"""
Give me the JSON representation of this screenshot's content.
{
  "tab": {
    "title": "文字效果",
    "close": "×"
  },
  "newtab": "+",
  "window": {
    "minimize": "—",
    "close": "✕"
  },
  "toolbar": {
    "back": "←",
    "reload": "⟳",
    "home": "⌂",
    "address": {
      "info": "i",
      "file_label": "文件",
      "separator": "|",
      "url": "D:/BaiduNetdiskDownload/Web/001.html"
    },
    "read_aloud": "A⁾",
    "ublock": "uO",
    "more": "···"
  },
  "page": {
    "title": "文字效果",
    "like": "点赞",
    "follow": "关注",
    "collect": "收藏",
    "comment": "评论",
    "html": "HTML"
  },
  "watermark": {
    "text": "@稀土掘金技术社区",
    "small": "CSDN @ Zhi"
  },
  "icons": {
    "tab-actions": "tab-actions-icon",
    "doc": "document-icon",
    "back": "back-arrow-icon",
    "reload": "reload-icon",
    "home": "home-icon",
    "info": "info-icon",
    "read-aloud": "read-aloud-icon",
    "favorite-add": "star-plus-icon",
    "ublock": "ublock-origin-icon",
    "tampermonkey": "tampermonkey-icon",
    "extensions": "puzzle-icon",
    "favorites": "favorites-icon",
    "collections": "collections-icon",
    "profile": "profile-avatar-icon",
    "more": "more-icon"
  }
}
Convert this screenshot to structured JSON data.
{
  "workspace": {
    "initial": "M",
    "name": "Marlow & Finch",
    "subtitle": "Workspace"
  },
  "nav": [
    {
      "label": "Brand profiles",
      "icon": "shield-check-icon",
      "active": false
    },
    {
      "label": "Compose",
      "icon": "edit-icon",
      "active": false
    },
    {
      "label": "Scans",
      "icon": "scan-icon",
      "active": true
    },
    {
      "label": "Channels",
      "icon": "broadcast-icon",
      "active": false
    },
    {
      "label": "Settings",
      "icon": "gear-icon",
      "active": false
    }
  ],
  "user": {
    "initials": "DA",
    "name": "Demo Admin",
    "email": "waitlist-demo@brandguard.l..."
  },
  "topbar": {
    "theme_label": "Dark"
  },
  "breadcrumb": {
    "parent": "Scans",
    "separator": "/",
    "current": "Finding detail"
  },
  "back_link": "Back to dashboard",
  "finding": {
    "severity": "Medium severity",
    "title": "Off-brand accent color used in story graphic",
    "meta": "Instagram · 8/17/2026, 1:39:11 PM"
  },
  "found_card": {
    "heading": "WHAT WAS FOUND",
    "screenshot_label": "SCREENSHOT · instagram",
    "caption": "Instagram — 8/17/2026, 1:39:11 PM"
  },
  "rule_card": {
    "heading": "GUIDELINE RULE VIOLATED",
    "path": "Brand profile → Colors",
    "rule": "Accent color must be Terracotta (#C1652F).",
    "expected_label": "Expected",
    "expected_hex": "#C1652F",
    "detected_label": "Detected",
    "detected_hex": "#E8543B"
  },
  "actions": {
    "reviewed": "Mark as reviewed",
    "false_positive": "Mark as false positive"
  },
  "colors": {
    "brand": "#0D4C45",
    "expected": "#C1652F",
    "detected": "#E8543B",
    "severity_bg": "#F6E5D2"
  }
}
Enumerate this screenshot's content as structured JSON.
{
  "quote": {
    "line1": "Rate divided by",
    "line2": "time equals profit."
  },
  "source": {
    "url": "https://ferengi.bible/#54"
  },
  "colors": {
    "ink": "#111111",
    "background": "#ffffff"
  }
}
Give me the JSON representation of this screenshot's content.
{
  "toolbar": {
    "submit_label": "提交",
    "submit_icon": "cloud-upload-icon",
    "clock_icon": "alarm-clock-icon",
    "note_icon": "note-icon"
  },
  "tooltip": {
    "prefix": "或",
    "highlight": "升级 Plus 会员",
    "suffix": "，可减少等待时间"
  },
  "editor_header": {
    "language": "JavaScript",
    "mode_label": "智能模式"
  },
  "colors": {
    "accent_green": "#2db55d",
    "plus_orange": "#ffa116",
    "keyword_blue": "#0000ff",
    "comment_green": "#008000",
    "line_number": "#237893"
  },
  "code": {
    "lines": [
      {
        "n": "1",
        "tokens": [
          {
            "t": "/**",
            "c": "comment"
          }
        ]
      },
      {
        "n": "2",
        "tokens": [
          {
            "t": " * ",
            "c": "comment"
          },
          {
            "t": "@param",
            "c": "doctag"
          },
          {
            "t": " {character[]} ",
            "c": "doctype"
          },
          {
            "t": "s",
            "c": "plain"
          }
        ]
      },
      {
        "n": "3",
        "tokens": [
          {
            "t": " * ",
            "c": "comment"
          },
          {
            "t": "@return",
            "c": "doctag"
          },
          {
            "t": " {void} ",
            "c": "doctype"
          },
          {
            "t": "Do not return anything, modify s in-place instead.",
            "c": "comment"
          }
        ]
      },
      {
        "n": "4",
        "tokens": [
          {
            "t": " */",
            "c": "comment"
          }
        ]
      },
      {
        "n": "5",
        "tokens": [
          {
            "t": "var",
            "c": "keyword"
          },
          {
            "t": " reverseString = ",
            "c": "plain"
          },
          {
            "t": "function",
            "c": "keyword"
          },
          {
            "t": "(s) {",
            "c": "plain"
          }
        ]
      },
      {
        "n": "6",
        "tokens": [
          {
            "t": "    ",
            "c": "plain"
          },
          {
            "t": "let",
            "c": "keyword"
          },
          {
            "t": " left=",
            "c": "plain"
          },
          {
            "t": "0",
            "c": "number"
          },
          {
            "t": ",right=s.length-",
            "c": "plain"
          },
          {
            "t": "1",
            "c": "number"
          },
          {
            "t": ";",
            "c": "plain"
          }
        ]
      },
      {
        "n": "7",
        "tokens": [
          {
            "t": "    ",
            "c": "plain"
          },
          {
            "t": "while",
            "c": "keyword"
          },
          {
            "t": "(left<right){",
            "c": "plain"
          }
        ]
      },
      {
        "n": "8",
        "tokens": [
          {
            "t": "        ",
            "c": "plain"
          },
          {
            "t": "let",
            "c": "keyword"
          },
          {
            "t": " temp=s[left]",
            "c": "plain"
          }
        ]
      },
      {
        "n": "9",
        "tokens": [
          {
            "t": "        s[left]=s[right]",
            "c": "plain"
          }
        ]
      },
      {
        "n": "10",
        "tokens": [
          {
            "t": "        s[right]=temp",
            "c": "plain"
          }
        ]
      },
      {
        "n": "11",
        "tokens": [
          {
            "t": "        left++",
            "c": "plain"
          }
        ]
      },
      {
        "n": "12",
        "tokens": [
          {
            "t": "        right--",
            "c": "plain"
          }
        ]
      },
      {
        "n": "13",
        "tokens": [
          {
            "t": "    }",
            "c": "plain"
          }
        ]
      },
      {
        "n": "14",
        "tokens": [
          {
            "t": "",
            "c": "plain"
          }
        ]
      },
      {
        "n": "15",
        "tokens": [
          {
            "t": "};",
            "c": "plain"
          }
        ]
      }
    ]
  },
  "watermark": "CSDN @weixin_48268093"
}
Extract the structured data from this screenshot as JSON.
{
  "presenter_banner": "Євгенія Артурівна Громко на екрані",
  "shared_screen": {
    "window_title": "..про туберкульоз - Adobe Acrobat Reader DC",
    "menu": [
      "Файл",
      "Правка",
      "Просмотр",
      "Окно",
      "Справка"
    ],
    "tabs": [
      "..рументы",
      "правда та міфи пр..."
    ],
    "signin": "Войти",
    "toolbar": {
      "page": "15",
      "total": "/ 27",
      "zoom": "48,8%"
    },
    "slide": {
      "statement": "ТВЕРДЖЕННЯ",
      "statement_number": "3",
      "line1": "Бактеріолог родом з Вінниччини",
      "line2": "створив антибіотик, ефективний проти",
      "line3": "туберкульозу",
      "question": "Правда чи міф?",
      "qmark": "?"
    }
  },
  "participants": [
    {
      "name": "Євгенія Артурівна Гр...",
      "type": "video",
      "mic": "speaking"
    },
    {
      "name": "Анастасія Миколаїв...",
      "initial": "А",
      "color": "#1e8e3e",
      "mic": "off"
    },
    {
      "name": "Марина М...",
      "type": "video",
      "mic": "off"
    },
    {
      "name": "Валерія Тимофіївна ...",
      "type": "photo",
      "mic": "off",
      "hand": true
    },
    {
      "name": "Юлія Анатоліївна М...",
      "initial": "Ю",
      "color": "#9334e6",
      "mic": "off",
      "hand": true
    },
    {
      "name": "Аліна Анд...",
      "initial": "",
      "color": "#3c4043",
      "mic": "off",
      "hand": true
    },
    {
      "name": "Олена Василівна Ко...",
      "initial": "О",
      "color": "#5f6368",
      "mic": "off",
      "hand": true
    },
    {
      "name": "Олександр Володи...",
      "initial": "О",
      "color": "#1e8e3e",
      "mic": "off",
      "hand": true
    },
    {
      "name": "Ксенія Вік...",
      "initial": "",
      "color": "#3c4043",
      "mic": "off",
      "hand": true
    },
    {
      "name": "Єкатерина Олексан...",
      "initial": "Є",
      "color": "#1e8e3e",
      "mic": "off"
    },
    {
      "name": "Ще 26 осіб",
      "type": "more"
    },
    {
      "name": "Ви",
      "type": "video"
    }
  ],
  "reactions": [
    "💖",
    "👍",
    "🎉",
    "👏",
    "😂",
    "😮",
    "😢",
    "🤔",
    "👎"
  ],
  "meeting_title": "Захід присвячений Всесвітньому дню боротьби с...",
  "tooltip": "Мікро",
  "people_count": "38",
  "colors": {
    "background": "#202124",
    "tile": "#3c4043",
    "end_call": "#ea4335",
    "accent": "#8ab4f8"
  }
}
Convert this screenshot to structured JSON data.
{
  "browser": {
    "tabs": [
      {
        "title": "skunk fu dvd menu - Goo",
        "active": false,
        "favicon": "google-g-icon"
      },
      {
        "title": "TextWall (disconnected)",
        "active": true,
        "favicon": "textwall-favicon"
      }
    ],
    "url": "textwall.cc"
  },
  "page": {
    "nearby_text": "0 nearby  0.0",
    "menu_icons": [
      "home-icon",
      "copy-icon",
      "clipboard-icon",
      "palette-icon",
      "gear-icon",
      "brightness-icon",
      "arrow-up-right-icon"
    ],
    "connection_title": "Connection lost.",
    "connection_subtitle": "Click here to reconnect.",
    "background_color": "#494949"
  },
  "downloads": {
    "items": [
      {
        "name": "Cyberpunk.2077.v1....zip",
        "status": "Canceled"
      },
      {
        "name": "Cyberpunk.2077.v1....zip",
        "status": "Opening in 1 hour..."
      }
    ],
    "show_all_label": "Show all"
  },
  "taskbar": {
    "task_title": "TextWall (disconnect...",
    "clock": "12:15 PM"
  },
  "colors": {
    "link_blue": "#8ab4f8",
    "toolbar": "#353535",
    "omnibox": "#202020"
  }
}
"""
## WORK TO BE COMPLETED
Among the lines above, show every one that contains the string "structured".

## ANSWER
Convert this screenshot to structured JSON data.
Enumerate this screenshot's content as structured JSON.
Extract the structured data from this screenshot as JSON.
Convert this screenshot to structured JSON data.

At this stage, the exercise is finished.